Where the word "this" occurs in a line of the data, return the whole line.

┄┄┄┄┄┄

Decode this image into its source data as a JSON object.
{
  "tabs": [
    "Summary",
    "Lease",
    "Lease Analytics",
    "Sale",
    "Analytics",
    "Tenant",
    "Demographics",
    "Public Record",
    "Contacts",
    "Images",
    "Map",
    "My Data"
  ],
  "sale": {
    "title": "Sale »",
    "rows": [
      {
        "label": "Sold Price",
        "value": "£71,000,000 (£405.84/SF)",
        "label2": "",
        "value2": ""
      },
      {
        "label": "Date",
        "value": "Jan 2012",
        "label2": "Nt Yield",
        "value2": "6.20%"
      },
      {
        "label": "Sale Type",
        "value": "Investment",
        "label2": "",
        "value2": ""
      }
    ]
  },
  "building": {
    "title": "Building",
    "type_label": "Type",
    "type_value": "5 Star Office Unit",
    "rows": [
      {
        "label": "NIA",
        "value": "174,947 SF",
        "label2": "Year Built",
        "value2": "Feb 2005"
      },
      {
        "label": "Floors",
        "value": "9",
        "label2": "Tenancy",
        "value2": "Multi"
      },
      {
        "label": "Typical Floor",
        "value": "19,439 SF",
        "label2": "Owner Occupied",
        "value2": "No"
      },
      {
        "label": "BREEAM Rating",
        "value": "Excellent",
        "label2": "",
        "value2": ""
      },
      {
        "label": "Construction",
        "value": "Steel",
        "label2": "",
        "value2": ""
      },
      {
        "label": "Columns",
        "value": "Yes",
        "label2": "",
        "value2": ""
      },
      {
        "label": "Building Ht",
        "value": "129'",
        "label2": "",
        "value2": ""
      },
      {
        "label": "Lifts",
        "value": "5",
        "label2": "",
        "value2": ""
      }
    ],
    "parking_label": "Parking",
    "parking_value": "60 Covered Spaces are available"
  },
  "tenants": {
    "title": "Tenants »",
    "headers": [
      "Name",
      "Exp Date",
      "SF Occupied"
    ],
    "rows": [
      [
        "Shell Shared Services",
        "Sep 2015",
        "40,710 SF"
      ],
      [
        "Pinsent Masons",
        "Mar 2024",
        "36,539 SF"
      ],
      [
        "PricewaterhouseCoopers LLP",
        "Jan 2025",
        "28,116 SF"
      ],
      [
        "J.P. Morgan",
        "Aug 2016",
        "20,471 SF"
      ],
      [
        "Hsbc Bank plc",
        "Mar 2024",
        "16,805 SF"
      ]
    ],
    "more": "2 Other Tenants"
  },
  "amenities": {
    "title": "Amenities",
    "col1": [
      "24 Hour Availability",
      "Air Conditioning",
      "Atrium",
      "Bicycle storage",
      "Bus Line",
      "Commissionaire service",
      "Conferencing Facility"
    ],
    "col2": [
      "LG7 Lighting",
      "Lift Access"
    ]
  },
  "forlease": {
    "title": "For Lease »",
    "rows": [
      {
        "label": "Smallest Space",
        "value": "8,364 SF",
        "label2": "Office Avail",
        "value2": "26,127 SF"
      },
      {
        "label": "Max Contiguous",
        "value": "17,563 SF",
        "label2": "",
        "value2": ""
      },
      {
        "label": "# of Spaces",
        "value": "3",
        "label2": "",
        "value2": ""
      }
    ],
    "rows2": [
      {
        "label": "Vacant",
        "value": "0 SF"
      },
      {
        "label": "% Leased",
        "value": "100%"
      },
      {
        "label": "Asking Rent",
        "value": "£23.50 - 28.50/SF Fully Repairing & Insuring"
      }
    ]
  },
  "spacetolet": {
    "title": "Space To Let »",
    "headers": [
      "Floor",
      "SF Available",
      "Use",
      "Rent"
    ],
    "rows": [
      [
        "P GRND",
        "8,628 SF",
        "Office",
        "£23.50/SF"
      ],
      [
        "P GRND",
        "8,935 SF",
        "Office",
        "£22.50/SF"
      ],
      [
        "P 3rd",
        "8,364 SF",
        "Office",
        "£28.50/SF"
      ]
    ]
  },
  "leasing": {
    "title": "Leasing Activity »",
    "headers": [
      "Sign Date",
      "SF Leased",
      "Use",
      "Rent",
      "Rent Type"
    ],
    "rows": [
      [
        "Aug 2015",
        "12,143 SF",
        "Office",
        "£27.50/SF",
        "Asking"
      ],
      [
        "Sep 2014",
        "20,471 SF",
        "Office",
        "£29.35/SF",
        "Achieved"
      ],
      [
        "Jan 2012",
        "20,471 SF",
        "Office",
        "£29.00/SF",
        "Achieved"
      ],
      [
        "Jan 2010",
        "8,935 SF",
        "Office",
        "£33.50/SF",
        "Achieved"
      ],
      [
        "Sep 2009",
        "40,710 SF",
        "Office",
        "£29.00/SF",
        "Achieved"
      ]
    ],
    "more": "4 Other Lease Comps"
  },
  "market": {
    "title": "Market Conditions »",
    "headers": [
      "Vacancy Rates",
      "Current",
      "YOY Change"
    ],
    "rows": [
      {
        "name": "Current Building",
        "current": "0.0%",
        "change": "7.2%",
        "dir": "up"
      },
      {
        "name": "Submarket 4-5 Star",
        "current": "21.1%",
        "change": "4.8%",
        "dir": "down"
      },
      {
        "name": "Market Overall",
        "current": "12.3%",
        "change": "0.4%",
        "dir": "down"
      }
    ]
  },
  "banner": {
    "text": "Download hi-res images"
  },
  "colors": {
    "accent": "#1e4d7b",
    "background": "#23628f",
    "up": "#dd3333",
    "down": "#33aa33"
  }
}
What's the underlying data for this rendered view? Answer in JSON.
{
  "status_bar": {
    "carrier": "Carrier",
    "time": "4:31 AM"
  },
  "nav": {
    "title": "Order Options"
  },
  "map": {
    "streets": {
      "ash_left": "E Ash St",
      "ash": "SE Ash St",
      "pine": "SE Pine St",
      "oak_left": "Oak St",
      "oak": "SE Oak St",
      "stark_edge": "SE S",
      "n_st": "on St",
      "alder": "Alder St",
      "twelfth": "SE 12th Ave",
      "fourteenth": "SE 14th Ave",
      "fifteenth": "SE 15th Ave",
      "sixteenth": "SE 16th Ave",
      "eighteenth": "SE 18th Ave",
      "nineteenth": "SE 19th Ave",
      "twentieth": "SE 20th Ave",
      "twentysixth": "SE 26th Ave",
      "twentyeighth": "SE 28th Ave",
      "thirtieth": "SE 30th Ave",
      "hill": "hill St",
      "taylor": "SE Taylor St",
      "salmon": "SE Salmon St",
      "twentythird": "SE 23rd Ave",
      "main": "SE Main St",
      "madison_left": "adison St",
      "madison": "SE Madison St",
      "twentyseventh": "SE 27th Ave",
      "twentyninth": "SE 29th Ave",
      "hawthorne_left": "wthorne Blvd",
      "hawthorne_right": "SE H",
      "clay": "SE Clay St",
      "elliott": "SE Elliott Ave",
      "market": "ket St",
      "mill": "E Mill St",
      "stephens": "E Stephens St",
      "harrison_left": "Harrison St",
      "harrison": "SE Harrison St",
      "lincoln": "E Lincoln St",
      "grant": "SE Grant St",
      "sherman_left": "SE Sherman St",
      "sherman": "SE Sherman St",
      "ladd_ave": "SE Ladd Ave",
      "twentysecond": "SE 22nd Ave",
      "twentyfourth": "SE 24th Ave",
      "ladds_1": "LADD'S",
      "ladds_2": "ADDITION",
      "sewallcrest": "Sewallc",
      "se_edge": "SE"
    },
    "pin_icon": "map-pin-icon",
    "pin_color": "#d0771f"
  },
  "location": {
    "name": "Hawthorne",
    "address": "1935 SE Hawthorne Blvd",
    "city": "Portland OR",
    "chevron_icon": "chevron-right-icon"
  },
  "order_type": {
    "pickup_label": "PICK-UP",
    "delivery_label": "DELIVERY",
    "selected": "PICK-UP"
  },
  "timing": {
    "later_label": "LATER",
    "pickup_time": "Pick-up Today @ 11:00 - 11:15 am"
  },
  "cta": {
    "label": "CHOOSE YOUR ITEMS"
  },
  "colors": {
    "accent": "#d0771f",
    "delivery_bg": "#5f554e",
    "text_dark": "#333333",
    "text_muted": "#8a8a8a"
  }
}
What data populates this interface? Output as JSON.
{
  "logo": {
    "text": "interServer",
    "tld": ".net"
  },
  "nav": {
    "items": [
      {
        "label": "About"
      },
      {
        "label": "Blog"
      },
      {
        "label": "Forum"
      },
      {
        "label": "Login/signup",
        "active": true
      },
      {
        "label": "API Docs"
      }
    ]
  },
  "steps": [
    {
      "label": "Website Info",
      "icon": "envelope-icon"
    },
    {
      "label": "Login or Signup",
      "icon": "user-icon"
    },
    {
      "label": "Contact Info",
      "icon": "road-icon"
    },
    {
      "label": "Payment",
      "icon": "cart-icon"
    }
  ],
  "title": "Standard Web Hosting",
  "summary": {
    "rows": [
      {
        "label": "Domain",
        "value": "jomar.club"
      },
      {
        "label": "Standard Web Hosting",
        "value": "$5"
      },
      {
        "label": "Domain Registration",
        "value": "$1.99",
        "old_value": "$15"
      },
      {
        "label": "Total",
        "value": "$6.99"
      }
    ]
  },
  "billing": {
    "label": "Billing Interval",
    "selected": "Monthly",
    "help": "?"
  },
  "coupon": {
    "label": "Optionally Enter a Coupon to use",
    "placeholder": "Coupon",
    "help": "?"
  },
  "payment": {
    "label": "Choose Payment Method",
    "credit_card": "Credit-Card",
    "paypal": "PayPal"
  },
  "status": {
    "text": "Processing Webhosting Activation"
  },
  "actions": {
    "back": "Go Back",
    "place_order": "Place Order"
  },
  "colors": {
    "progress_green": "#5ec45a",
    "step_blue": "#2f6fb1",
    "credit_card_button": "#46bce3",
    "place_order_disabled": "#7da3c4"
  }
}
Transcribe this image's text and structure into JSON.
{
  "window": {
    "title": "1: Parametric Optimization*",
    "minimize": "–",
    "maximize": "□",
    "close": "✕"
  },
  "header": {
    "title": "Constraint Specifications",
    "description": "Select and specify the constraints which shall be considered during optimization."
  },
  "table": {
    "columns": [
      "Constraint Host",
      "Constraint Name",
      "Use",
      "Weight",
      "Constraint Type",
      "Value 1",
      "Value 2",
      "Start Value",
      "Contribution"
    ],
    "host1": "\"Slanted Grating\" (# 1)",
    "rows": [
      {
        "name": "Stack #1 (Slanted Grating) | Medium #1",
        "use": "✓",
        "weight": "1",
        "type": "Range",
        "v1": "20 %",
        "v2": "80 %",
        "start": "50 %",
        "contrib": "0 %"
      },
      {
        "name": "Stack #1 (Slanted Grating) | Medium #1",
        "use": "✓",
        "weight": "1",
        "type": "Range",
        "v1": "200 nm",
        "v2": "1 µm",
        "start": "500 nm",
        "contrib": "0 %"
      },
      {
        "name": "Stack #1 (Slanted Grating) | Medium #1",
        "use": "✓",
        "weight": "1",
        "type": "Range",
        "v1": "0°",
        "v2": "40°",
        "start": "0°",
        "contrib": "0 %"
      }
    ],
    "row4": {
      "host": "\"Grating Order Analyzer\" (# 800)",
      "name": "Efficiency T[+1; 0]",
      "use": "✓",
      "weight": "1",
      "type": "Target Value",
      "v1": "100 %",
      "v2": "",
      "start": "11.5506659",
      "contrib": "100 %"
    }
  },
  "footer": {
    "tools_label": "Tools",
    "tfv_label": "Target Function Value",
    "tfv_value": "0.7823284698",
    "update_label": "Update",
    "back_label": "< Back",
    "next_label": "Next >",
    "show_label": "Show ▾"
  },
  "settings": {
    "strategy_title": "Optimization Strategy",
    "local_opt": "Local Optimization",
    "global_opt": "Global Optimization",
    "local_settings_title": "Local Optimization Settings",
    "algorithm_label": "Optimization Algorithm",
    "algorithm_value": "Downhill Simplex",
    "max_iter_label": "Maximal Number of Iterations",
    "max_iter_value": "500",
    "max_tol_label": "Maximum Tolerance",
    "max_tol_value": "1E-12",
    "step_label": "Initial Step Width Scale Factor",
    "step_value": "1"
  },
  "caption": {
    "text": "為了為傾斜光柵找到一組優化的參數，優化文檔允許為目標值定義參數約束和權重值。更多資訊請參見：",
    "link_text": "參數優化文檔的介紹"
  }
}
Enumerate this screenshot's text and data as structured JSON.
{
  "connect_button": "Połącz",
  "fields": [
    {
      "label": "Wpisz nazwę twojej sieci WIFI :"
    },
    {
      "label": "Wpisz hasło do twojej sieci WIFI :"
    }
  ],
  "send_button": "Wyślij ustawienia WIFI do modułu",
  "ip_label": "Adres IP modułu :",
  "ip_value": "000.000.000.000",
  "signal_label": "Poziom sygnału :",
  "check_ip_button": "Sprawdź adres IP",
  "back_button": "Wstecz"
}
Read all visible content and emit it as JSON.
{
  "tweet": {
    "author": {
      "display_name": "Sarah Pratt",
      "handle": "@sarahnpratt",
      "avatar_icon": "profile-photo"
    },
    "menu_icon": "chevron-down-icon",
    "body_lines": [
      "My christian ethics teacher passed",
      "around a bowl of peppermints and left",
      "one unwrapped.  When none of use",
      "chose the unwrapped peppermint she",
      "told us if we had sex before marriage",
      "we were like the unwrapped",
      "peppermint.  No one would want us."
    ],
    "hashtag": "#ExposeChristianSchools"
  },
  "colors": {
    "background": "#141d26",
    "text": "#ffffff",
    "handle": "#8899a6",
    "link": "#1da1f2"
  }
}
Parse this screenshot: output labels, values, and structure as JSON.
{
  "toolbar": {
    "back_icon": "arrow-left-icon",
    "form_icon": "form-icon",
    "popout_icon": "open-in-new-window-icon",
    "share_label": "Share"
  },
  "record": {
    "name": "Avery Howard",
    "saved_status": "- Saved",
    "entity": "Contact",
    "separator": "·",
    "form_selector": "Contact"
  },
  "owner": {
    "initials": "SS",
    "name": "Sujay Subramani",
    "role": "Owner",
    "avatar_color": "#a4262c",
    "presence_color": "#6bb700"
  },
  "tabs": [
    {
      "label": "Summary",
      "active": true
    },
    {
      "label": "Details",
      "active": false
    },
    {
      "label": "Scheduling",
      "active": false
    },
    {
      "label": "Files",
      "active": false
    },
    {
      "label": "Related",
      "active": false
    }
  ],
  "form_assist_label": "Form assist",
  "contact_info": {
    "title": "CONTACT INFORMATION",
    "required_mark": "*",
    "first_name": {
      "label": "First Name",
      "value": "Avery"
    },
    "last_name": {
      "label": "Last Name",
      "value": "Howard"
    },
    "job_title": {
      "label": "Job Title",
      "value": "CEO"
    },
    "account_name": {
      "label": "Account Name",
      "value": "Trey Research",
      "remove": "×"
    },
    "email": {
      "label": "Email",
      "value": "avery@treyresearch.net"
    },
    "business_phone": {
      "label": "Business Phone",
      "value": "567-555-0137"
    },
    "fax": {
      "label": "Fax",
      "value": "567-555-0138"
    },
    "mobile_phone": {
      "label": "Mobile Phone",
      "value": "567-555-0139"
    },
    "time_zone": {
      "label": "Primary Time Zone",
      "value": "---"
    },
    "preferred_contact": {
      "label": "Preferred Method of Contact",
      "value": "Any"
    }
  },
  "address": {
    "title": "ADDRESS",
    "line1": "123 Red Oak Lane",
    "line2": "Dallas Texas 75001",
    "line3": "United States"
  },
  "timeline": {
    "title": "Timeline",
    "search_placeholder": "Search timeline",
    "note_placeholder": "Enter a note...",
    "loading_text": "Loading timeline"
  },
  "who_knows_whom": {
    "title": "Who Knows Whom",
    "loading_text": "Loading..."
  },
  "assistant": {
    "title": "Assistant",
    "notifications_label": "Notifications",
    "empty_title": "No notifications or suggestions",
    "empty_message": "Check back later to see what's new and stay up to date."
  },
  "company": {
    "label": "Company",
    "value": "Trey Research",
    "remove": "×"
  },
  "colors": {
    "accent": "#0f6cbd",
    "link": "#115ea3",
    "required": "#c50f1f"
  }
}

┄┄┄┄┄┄

TASK ANSWER =>
Decode this image into its source data as a JSON object.
What's the underlying data for this rendered view? Answer in JSON.
What data populates this interface? Output as JSON.
Transcribe this image's text and structure into JSON.
Enumerate this screenshot's text and data as structured JSON.
Parse this screenshot: output labels, values, and structure as JSON.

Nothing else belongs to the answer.